§ **ABOUT THIS TASK**
From the first line of the listing to the last, set down everything exactly, but skip the images.

* * * * * * * * *

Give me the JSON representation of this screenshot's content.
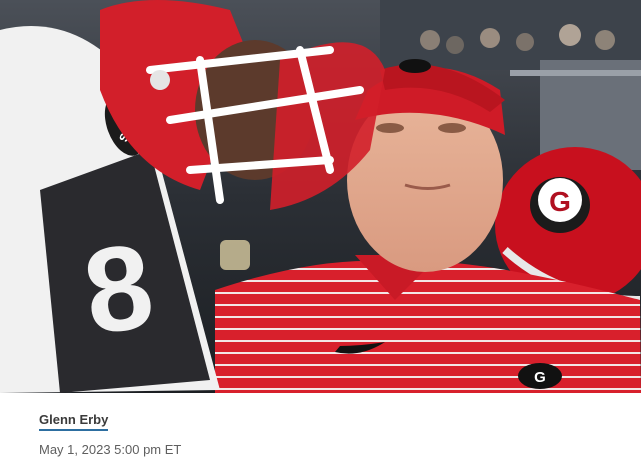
{
  "photo": {
    "subject": "photo"
  },
  "byline": {
    "author": "Glenn Erby",
    "date": "May 1, 2023 5:00 pm ET"
  },
  "colors": {
    "link_underline": "#2d6ea0",
    "text_primary": "#3b3b3b",
    "text_secondary": "#5f5f5f",
    "georgia_red": "#d21f2a"
  }
}
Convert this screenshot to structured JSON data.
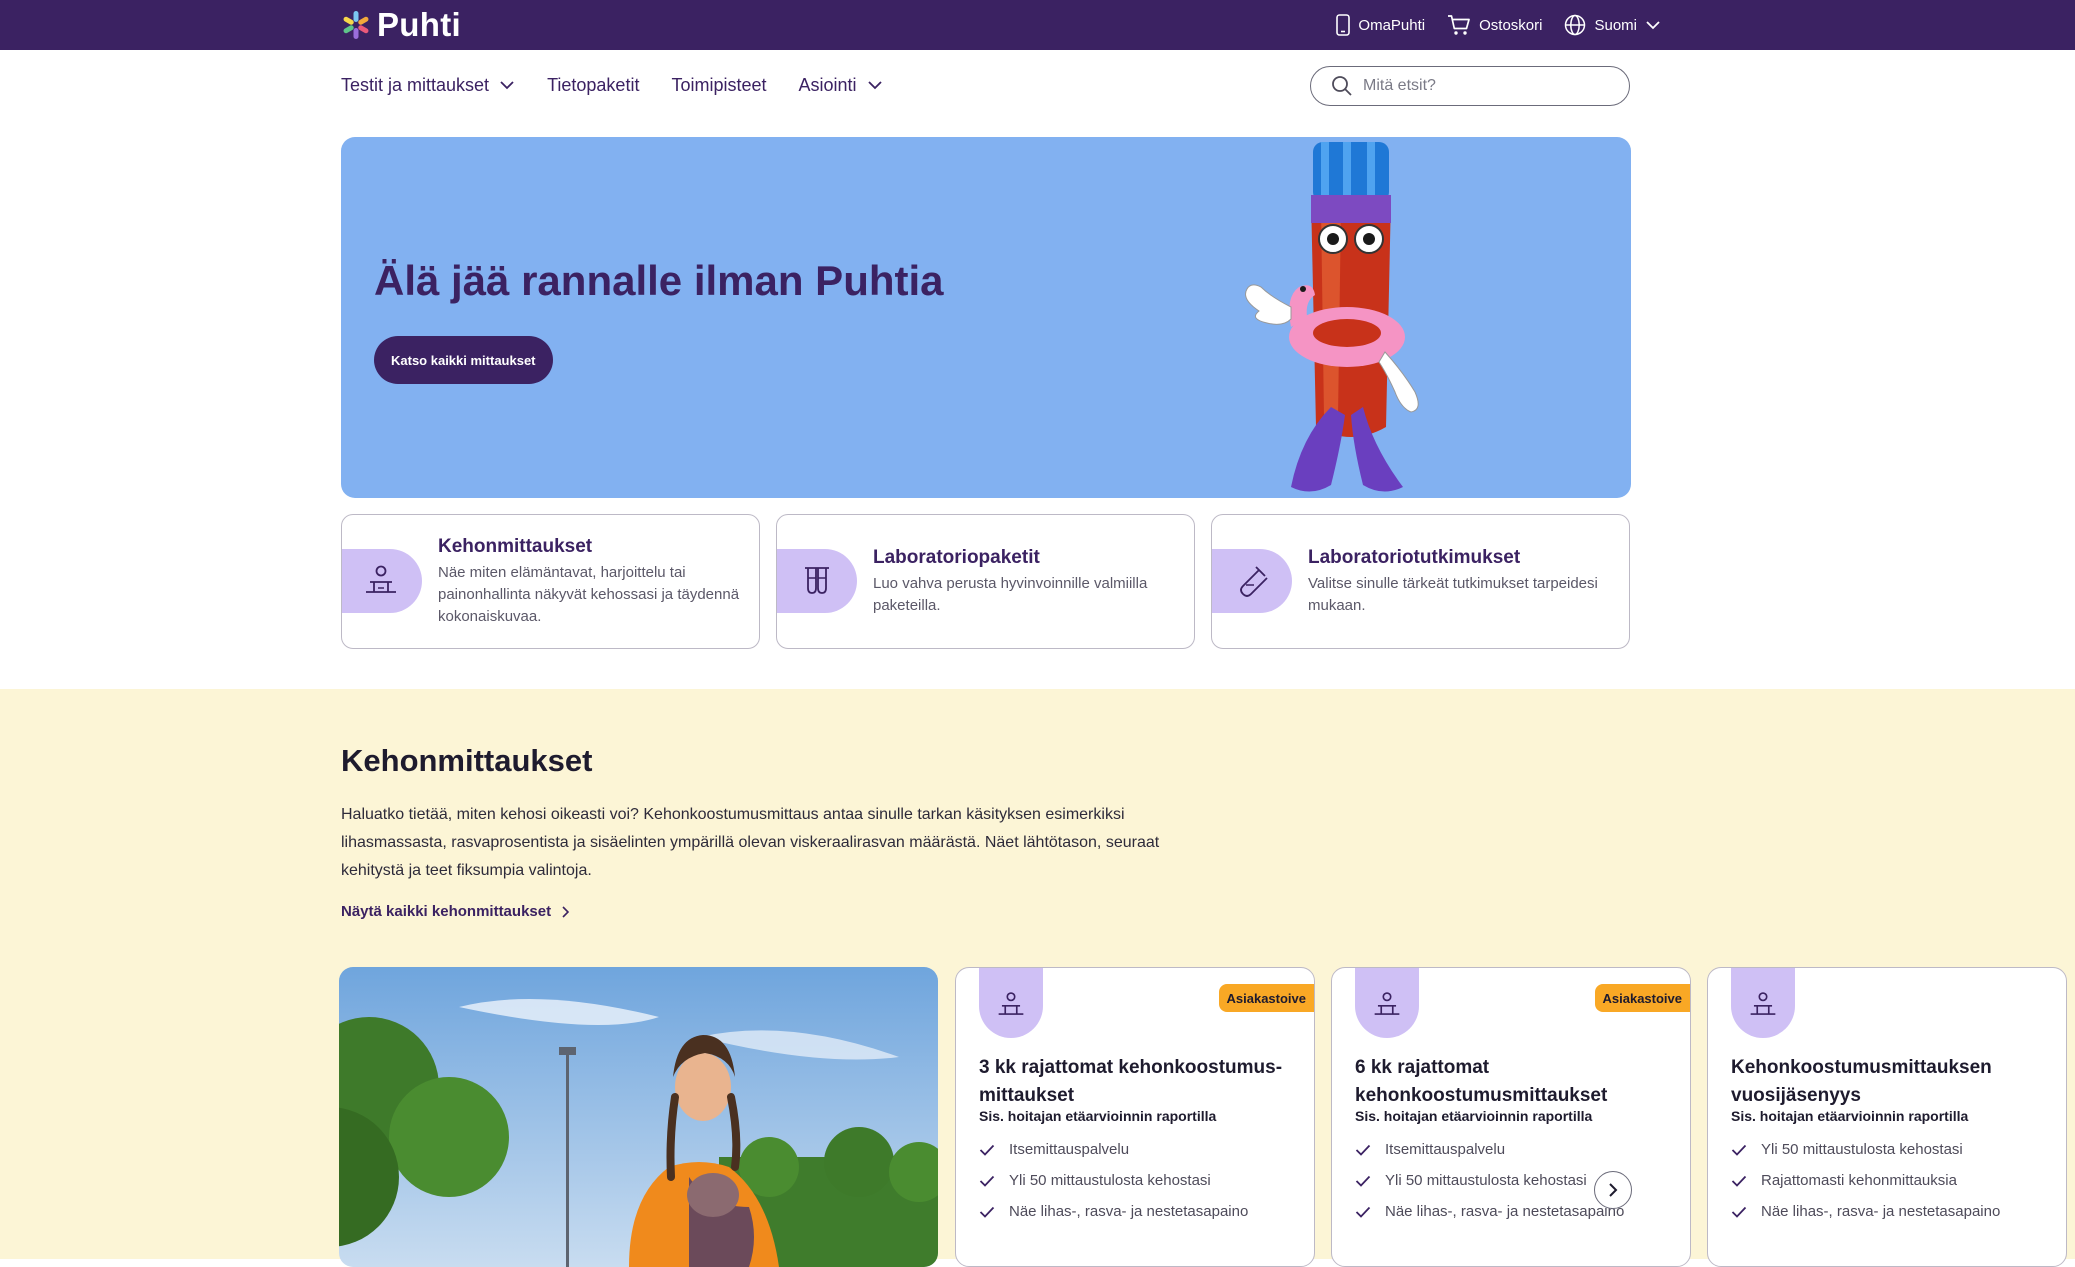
{
  "header": {
    "logo_text": "Puhti",
    "links": [
      {
        "label": "OmaPuhti",
        "icon": "phone-icon"
      },
      {
        "label": "Ostoskori",
        "icon": "cart-icon"
      },
      {
        "label": "Suomi",
        "icon": "globe-icon"
      }
    ],
    "bar_color": "#3b2262"
  },
  "nav": {
    "items": [
      {
        "label": "Testit ja mittaukset",
        "has_dropdown": true
      },
      {
        "label": "Tietopaketit",
        "has_dropdown": false
      },
      {
        "label": "Toimipisteet",
        "has_dropdown": false
      },
      {
        "label": "Asiointi",
        "has_dropdown": true
      }
    ],
    "search_placeholder": "Mitä etsit?"
  },
  "hero": {
    "title": "Älä jää rannalle ilman Puhtia",
    "button_label": "Katso kaikki mittaukset",
    "background": "#82b1f1"
  },
  "categories": [
    {
      "title": "Kehonmittaukset",
      "description": "Näe miten elämäntavat, harjoittelu tai painonhallinta näkyvät kehossasi ja täydennä kokonaiskuvaa.",
      "icon": "body-measure-icon"
    },
    {
      "title": "Laboratoriopaketit",
      "description": "Luo vahva perusta hyvinvoinnille valmiilla paketeilla.",
      "icon": "test-tubes-icon"
    },
    {
      "title": "Laboratoriotutkimukset",
      "description": "Valitse sinulle tärkeät tutkimukset tarpeidesi mukaan.",
      "icon": "test-tube-icon"
    }
  ],
  "section": {
    "title": "Kehonmittaukset",
    "text": "Haluatko tietää, miten kehosi oikeasti voi? Kehonkoostumusmittaus antaa sinulle tarkan käsityksen esimerkiksi lihasmassasta, rasvaprosentista ja sisäelinten ympärillä olevan viskeraalirasvan määrästä. Näet lähtötason, seuraat kehitystä ja teet fiksumpia valintoja.",
    "link_label": "Näytä kaikki kehonmittaukset",
    "background": "#fcf5d6"
  },
  "products": [
    {
      "badge": "Asiakastoive",
      "title": "3 kk rajattomat kehonkoostumus-mittaukset",
      "subtitle": "Sis. hoitajan etäarvioinnin raportilla",
      "features": [
        "Itsemittauspalvelu",
        "Yli 50 mittaustulosta kehostasi",
        "Näe lihas-, rasva- ja nestetasapaino"
      ]
    },
    {
      "badge": "Asiakastoive",
      "title": "6 kk rajattomat kehonkoostumusmittaukset",
      "subtitle": "Sis. hoitajan etäarvioinnin raportilla",
      "features": [
        "Itsemittauspalvelu",
        "Yli 50 mittaustulosta kehostasi",
        "Näe lihas-, rasva- ja nestetasapaino"
      ]
    },
    {
      "badge": "",
      "title": "Kehonkoostumusmittauksen vuosijäsenyys",
      "subtitle": "Sis. hoitajan etäarvioinnin raportilla",
      "features": [
        "Yli 50 mittaustulosta kehostasi",
        "Rajattomasti kehonmittauksia",
        "Näe lihas-, rasva- ja nestetasapaino"
      ]
    }
  ],
  "colors": {
    "brand": "#3b2262",
    "accent_light": "#cfc0f5",
    "badge": "#f9a825"
  }
}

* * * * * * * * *

§ **EXPECTED ANSWER**
Give me the JSON representation of this screenshot's content.
{
  "photo": {
    "subject": "photo"
  },
  "byline": {
    "author": "Glenn Erby",
    "date": "May 1, 2023 5:00 pm ET"
  },
  "colors": {
    "link_underline": "#2d6ea0",
    "text_primary": "#3b3b3b",
    "text_secondary": "#5f5f5f",
    "georgia_red": "#d21f2a"
  }
}
Convert this screenshot to structured JSON data.
{
  "header": {
    "logo_text": "Puhti",
    "links": [
      {
        "label": "OmaPuhti",
        "icon": "phone-icon"
      },
      {
        "label": "Ostoskori",
        "icon": "cart-icon"
      },
      {
        "label": "Suomi",
        "icon": "globe-icon"
      }
    ],
    "bar_color": "#3b2262"
  },
  "nav": {
    "items": [
      {
        "label": "Testit ja mittaukset",
        "has_dropdown": true
      },
      {
        "label": "Tietopaketit",
        "has_dropdown": false
      },
      {
        "label": "Toimipisteet",
        "has_dropdown": false
      },
      {
        "label": "Asiointi",
        "has_dropdown": true
      }
    ],
    "search_placeholder": "Mitä etsit?"
  },
  "hero": {
    "title": "Älä jää rannalle ilman Puhtia",
    "button_label": "Katso kaikki mittaukset",
    "background": "#82b1f1"
  },
  "categories": [
    {
      "title": "Kehonmittaukset",
      "description": "Näe miten elämäntavat, harjoittelu tai painonhallinta näkyvät kehossasi ja täydennä kokonaiskuvaa.",
      "icon": "body-measure-icon"
    },
    {
      "title": "Laboratoriopaketit",
      "description": "Luo vahva perusta hyvinvoinnille valmiilla paketeilla.",
      "icon": "test-tubes-icon"
    },
    {
      "title": "Laboratoriotutkimukset",
      "description": "Valitse sinulle tärkeät tutkimukset tarpeidesi mukaan.",
      "icon": "test-tube-icon"
    }
  ],
  "section": {
    "title": "Kehonmittaukset",
    "text": "Haluatko tietää, miten kehosi oikeasti voi? Kehonkoostumusmittaus antaa sinulle tarkan käsityksen esimerkiksi lihasmassasta, rasvaprosentista ja sisäelinten ympärillä olevan viskeraalirasvan määrästä. Näet lähtötason, seuraat kehitystä ja teet fiksumpia valintoja.",
    "link_label": "Näytä kaikki kehonmittaukset",
    "background": "#fcf5d6"
  },
  "products": [
    {
      "badge": "Asiakastoive",
      "title": "3 kk rajattomat kehonkoostumus-mittaukset",
      "subtitle": "Sis. hoitajan etäarvioinnin raportilla",
      "features": [
        "Itsemittauspalvelu",
        "Yli 50 mittaustulosta kehostasi",
        "Näe lihas-, rasva- ja nestetasapaino"
      ]
    },
    {
      "badge": "Asiakastoive",
      "title": "6 kk rajattomat kehonkoostumusmittaukset",
      "subtitle": "Sis. hoitajan etäarvioinnin raportilla",
      "features": [
        "Itsemittauspalvelu",
        "Yli 50 mittaustulosta kehostasi",
        "Näe lihas-, rasva- ja nestetasapaino"
      ]
    },
    {
      "badge": "",
      "title": "Kehonkoostumusmittauksen vuosijäsenyys",
      "subtitle": "Sis. hoitajan etäarvioinnin raportilla",
      "features": [
        "Yli 50 mittaustulosta kehostasi",
        "Rajattomasti kehonmittauksia",
        "Näe lihas-, rasva- ja nestetasapaino"
      ]
    }
  ],
  "colors": {
    "brand": "#3b2262",
    "accent_light": "#cfc0f5",
    "badge": "#f9a825"
  }
}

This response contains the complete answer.